Top of DATA PROVIDED
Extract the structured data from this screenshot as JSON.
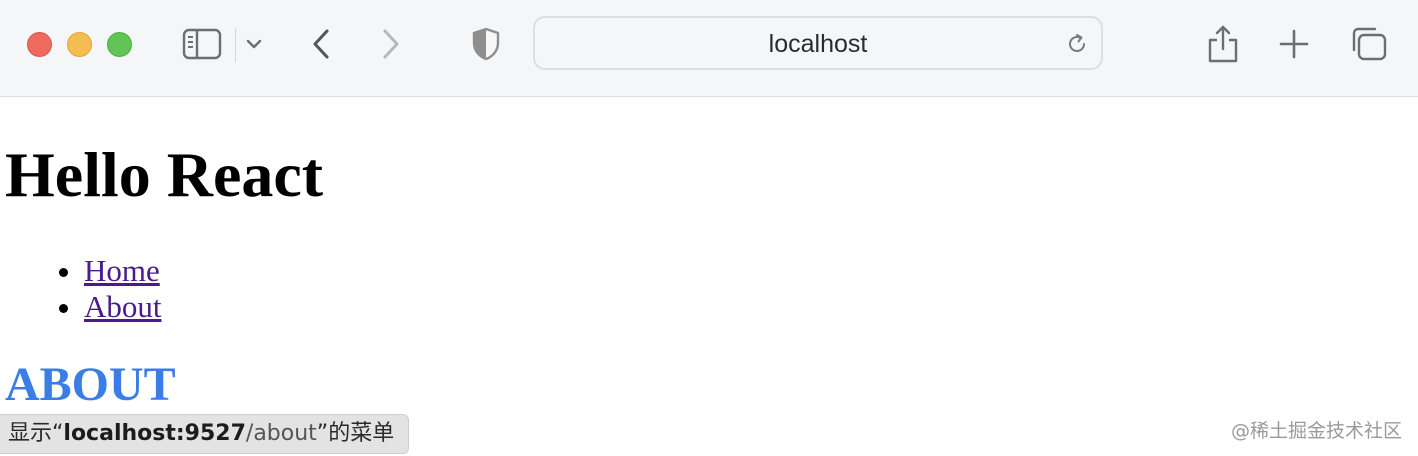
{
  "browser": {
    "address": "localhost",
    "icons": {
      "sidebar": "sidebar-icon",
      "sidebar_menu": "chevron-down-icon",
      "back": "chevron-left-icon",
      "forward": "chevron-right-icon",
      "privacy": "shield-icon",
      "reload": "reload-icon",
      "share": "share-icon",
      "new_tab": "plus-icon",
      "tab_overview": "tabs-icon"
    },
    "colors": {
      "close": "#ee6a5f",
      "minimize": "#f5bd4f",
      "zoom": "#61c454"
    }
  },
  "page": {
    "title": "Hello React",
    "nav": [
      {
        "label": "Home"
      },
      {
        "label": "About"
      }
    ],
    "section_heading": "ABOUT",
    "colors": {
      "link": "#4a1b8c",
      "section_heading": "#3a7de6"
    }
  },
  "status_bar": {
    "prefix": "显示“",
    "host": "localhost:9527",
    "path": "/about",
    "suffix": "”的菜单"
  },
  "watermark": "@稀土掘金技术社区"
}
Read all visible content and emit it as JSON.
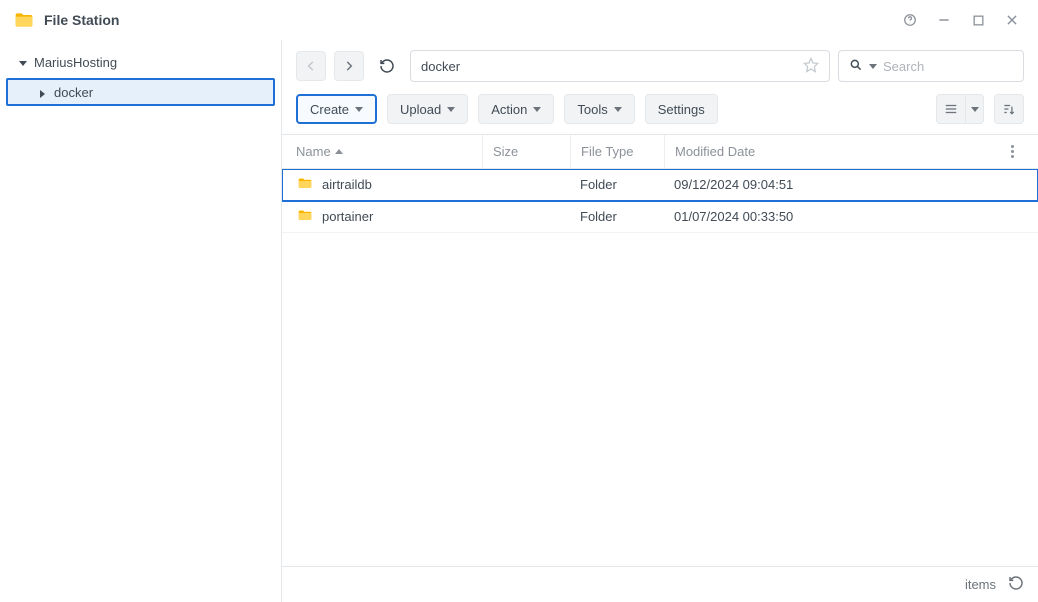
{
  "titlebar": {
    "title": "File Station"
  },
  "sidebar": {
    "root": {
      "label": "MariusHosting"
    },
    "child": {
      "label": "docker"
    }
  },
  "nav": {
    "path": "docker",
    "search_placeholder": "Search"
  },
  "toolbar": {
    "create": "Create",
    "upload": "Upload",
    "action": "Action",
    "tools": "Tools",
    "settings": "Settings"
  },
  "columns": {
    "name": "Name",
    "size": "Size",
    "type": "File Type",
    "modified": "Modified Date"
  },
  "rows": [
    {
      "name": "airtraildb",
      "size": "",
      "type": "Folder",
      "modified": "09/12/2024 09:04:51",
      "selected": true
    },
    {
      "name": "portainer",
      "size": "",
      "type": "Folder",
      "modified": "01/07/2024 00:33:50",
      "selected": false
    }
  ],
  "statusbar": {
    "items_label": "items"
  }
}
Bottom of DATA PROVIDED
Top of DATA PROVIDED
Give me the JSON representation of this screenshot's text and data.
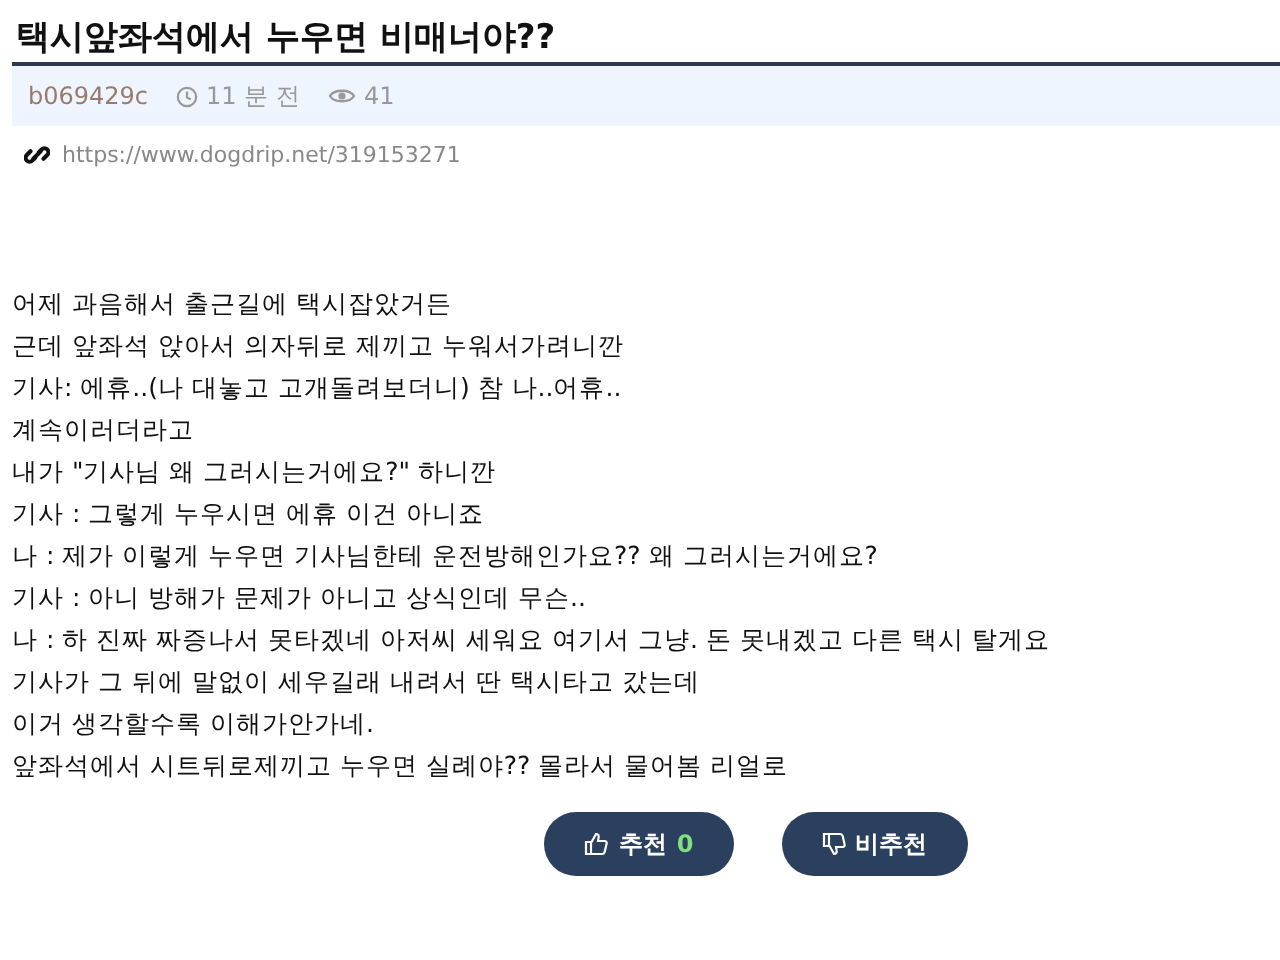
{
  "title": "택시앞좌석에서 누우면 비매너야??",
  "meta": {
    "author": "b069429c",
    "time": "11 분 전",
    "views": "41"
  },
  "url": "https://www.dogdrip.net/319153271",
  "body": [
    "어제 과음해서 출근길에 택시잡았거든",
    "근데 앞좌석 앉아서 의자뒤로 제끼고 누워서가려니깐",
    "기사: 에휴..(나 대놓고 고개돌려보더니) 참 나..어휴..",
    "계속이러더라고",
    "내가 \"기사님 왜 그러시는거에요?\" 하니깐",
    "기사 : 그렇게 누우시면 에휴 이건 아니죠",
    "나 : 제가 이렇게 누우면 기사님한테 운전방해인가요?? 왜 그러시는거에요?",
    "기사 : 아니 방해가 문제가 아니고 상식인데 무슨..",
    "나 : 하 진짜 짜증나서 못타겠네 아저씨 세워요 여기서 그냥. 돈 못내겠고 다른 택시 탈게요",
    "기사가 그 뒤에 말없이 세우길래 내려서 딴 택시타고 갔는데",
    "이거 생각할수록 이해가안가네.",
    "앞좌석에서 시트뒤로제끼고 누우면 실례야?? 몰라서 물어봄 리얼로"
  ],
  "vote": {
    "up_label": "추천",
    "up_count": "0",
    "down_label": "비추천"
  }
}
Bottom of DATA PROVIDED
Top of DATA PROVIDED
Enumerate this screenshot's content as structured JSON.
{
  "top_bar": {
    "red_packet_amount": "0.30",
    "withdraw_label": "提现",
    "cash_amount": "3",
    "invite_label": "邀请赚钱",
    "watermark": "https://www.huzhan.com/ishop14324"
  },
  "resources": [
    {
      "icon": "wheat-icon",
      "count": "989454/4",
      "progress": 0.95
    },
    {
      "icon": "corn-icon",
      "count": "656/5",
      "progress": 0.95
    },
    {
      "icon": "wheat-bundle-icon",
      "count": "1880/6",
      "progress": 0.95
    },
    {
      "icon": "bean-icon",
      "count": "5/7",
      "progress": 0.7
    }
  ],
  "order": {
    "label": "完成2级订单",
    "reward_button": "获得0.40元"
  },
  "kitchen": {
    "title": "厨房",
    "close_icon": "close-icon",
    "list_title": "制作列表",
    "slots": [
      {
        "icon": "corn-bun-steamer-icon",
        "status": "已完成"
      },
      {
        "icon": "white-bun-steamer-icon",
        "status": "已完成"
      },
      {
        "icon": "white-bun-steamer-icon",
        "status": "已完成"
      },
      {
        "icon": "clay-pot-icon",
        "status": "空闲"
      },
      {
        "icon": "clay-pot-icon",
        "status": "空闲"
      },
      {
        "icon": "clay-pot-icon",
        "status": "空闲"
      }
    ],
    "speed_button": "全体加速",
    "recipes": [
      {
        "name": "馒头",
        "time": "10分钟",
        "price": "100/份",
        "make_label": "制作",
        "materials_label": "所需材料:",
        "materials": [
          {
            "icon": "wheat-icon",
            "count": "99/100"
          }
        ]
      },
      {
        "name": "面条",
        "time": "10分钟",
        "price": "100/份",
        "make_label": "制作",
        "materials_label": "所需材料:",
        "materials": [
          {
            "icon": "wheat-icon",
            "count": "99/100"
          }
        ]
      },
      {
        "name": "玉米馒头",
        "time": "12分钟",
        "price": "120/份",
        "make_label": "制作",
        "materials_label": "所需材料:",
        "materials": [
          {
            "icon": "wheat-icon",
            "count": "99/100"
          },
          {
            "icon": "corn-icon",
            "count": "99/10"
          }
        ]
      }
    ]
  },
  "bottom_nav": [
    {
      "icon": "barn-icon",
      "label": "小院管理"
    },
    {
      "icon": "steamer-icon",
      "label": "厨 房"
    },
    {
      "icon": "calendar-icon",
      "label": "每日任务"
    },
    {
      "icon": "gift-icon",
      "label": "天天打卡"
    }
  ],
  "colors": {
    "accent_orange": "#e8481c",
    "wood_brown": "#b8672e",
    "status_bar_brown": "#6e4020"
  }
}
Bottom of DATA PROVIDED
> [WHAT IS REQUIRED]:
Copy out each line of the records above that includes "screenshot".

> [TASK OUTPUT]:
Extract the structured data from this screenshot as JSON.
Give me the JSON representation of this screenshot's text and data.
Enumerate this screenshot's content as structured JSON.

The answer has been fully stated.